By Joel Warner
By Michael Roberts
By Alan Prendergast
By Michael Roberts
By Michael Roberts
By Amber Taufen
By Patricia Calhoun
By William Breathes
The Rick Griffith feature is awesome. I love the photo on the cover, too. It captures his essence, to say the least.
I've known Rick as a friend, a college professor and a life mentor. If you know him well, you know that he has a giant heart and is very charismatic. He is also very honest. Ego? I think you mean professionalism and confidence in his work. I have seen him change the lives of designers, art fans, businesses, etc., through various means. I think there is a lot to be said about how genuine his work is. Never have I seen him produce something without heart or thought. In a world where print media relies on technology and computers, Rick still holds on to the magic of manual printing. Mixing up your own colors of ink...getting dirty! He truly creates rich learning experiences for his students by showing them how to be hands-on. Instead of scrolling down on a menu to pick the perfect font, students physically grabbed letter by letter to create words. The fact that he puts priority back into typography in a world obsessed with overbearing graphics is something he should truly be recognized for.
I loved his courses, and feel that as a designer, I am in a way better place than before because of his teachings. I also make more money than my parents combined. So thanks, Rick.
Editor's note: For many more comments on the Rick Griffith story, as well as a video interview with the designer, go to www.westword.com.
Central to the punk movement is the rejection of oppressive institutional authority — a principle that was clearly at the heart of Jesus's radical and inclusive vision of the world. Josiah Hesse does a great job of outlining the inherent conflict between an evangelical "Christian" identity and the true freedom that can only exist when individuals have the courage to overcome fear and not be governed by religious or institutional convention.
Even with their tats and piercings, members of Scum of the Earth are no more radical than their Sunday-best evangelical counterparts. They're still afraid to do what's right and break free from oppressive structures and ways of thinking. To use a parallel label of '80s lingo, they're poseurs, not punks.
Although they may be well-intentioned, members of Scum are only fooling themselves: Without an honest recognition that all people, regardless of sexual orientation, should be equally valued and loved, their "church" is still a conservative, hierarchical institution that serves to exclude and alienate — exactly the opposite of what Jesus was about.
Wow....I was surprised at the cover, and then I read the article, and I understand what you were trying to convey by doing this.

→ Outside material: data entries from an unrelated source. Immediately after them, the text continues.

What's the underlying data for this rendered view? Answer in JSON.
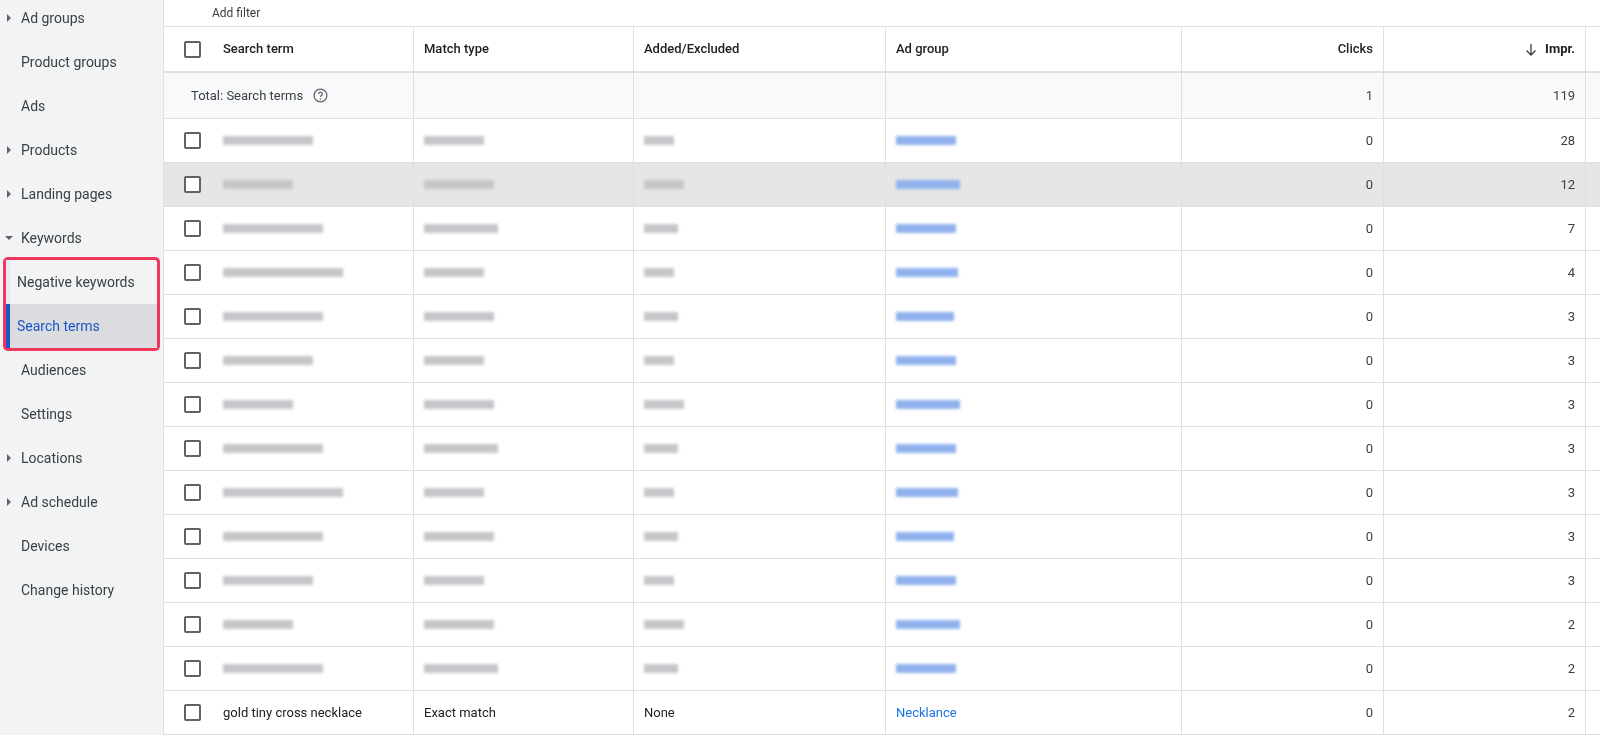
{
  "toolbar": {
    "filter_label": "Add filter"
  },
  "sidebar": {
    "items": [
      {
        "label": "Ad groups",
        "kind": "group",
        "expanded": false,
        "selected": false
      },
      {
        "label": "Product groups",
        "kind": "link",
        "selected": false
      },
      {
        "label": "Ads",
        "kind": "link",
        "selected": false
      },
      {
        "label": "Products",
        "kind": "group",
        "expanded": false,
        "selected": false
      },
      {
        "label": "Landing pages",
        "kind": "group",
        "expanded": false,
        "selected": false
      },
      {
        "label": "Keywords",
        "kind": "group",
        "expanded": true,
        "selected": false,
        "children": [
          {
            "label": "Negative keywords",
            "selected": false,
            "annotated": true
          },
          {
            "label": "Search terms",
            "selected": true,
            "annotated": true
          }
        ]
      },
      {
        "label": "Audiences",
        "kind": "link",
        "selected": false
      },
      {
        "label": "Settings",
        "kind": "link",
        "selected": false
      },
      {
        "label": "Locations",
        "kind": "group",
        "expanded": false,
        "selected": false
      },
      {
        "label": "Ad schedule",
        "kind": "group",
        "expanded": false,
        "selected": false
      },
      {
        "label": "Devices",
        "kind": "link",
        "selected": false
      },
      {
        "label": "Change history",
        "kind": "link",
        "selected": false
      }
    ]
  },
  "table": {
    "columns": [
      {
        "label": "Search term",
        "kind": "text",
        "sorted": false
      },
      {
        "label": "Match type",
        "kind": "text",
        "sorted": false
      },
      {
        "label": "Added/Excluded",
        "kind": "text",
        "sorted": false
      },
      {
        "label": "Ad group",
        "kind": "text",
        "sorted": false
      },
      {
        "label": "Clicks",
        "kind": "number",
        "sorted": false
      },
      {
        "label": "Impr.",
        "kind": "number",
        "sorted": true
      }
    ],
    "total": {
      "label": "Total: Search terms",
      "clicks": "1",
      "impr": "119"
    },
    "rows": [
      {
        "redacted": true,
        "highlighted": false,
        "checked": false,
        "clicks": "0",
        "impr": "28"
      },
      {
        "redacted": true,
        "highlighted": true,
        "checked": false,
        "clicks": "0",
        "impr": "12"
      },
      {
        "redacted": true,
        "highlighted": false,
        "checked": false,
        "clicks": "0",
        "impr": "7"
      },
      {
        "redacted": true,
        "highlighted": false,
        "checked": false,
        "clicks": "0",
        "impr": "4"
      },
      {
        "redacted": true,
        "highlighted": false,
        "checked": false,
        "clicks": "0",
        "impr": "3"
      },
      {
        "redacted": true,
        "highlighted": false,
        "checked": false,
        "clicks": "0",
        "impr": "3"
      },
      {
        "redacted": true,
        "highlighted": false,
        "checked": false,
        "clicks": "0",
        "impr": "3"
      },
      {
        "redacted": true,
        "highlighted": false,
        "checked": false,
        "clicks": "0",
        "impr": "3"
      },
      {
        "redacted": true,
        "highlighted": false,
        "checked": false,
        "clicks": "0",
        "impr": "3"
      },
      {
        "redacted": true,
        "highlighted": false,
        "checked": false,
        "clicks": "0",
        "impr": "3"
      },
      {
        "redacted": true,
        "highlighted": false,
        "checked": false,
        "clicks": "0",
        "impr": "3"
      },
      {
        "redacted": true,
        "highlighted": false,
        "checked": false,
        "clicks": "0",
        "impr": "2"
      },
      {
        "redacted": true,
        "highlighted": false,
        "checked": false,
        "clicks": "0",
        "impr": "2"
      },
      {
        "redacted": false,
        "highlighted": false,
        "checked": false,
        "search_term": "gold tiny cross necklace",
        "match_type": "Exact match",
        "added_excluded": "None",
        "ad_group": "Necklance",
        "clicks": "0",
        "impr": "2"
      }
    ]
  }
}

But I think I'm done with you guys, and know a couple of other Christians that are, too. You guys are ignorant. Anarchy stands for chaos and disorder. Don't believe me? Just right-click on the word "anarchy" and you'll see the synonyms for it. If you're going to write an article about a child of God that died so that you would come to the light and be filled with knowledge, wisdom, love, peace, forgiveness, hope, faith and true happiness in life, then the last symbol you put on him is one that stands for the opposite of all these things.
I used to read you guys a lot. I most likely won't anymore. I'm tired of your egos and ignorance. Someday when you really know who and what Jesus Christ is, maybe you should apologize to Christians who know without a doubt that anarchy isn't an accurate representation of him.
Best. Cover. EVER!! Kudos to you and your staff. Laughed my arse off.
Wishing all good things for you in 2011.